*** SUPPLIED RECORDS Section Begins ***

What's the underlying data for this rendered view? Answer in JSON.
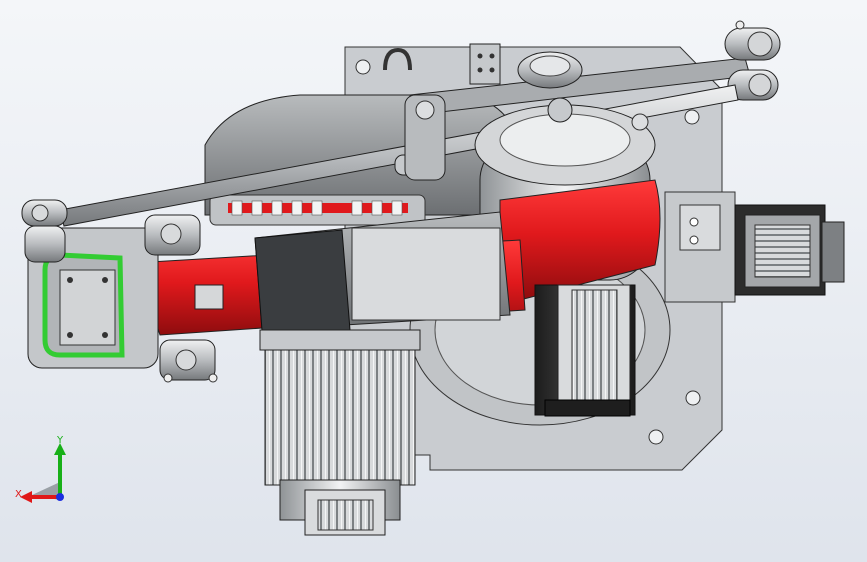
{
  "scene": {
    "background_top": "#f4f6f9",
    "background_bottom": "#dfe4ec",
    "colors": {
      "plate": "#c9ccd0",
      "housing": "#9da0a3",
      "dark_housing": "#6f7275",
      "red_part": "#e0191c",
      "green_selection": "#33cc33",
      "steel": "#b4b8bc",
      "motor_dark": "#2c2c2c"
    }
  },
  "triad": {
    "x_label": "X",
    "y_label": "Y",
    "x_color": "#e01818",
    "y_color": "#18b018",
    "z_color": "#1c2ee0"
  }
}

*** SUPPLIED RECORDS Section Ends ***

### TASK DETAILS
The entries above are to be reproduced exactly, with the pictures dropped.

### SOLUTION FOR THIS EXERCISE
What's the underlying data for this rendered view? Answer in JSON.
{
  "scene": {
    "background_top": "#f4f6f9",
    "background_bottom": "#dfe4ec",
    "colors": {
      "plate": "#c9ccd0",
      "housing": "#9da0a3",
      "dark_housing": "#6f7275",
      "red_part": "#e0191c",
      "green_selection": "#33cc33",
      "steel": "#b4b8bc",
      "motor_dark": "#2c2c2c"
    }
  },
  "triad": {
    "x_label": "X",
    "y_label": "Y",
    "x_color": "#e01818",
    "y_color": "#18b018",
    "z_color": "#1c2ee0"
  }
}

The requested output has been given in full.